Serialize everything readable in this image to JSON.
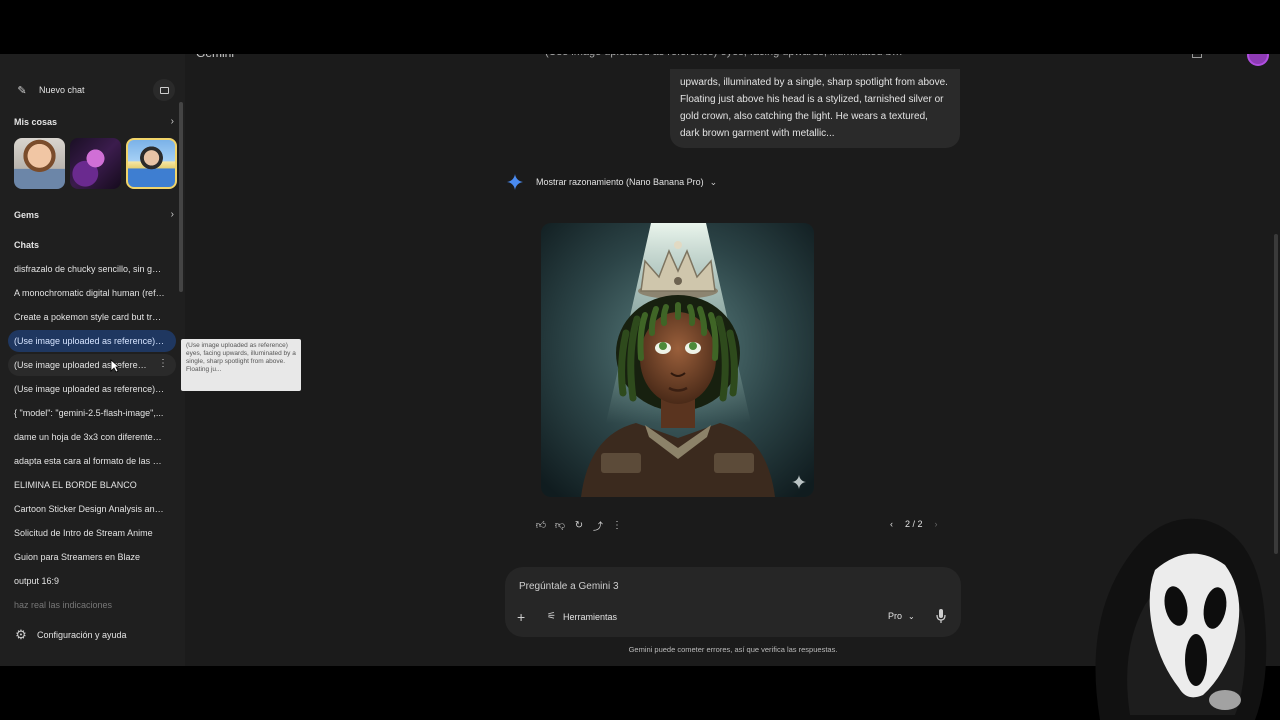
{
  "topbar": {
    "brand": "Gemini",
    "conversation_title": "(Use image uploaded as reference) eyes, facing upwards, illuminated by a si..."
  },
  "sidebar": {
    "new_chat_label": "Nuevo chat",
    "my_things_label": "Mis cosas",
    "gems_label": "Gems",
    "chats_label": "Chats",
    "chats": [
      "disfrazalo de chucky sencillo, sin gaf...",
      " A monochromatic digital human (refe...",
      "Create a pokemon style card but trad...",
      "(Use image uploaded as reference) e...",
      "(Use image uploaded as referen...",
      "(Use image uploaded as reference) e...",
      "{   \"model\": \"gemini-2.5-flash-image\",...",
      "dame un hoja de 3x3 con diferentes e...",
      "adapta esta cara al formato de las ca...",
      "ELIMINA EL BORDE BLANCO",
      "Cartoon Sticker Design Analysis and ...",
      "Solicitud de Intro de Stream Anime",
      "Guion para Streamers en Blaze",
      "output 16:9",
      "haz real las indicaciones"
    ],
    "tooltip": "(Use image uploaded as reference) eyes, facing upwards, illuminated by a single, sharp spotlight from above. Floating ju...",
    "settings_label": "Configuración y ayuda"
  },
  "conversation": {
    "user_message": "upwards, illuminated by a single, sharp spotlight from above. Floating just above his head is a stylized, tarnished silver or gold crown, also catching the light. He wears a textured, dark brown garment with metallic...",
    "reasoning_label": "Mostrar razonamiento (Nano Banana Pro)",
    "pager": "2 / 2"
  },
  "composer": {
    "placeholder": "Pregúntale a Gemini 3",
    "tools_label": "Herramientas",
    "model_label": "Pro"
  },
  "disclaimer": "Gemini puede cometer errores, así que verifica las respuestas.",
  "colors": {
    "app_bg": "#1b1b1b",
    "sidebar_bg": "#1f1f1f",
    "active_chat": "#1f3760",
    "accent_avatar": "#8e3bb5"
  }
}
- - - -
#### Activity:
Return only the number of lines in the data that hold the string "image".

#### Output for this exercise:
7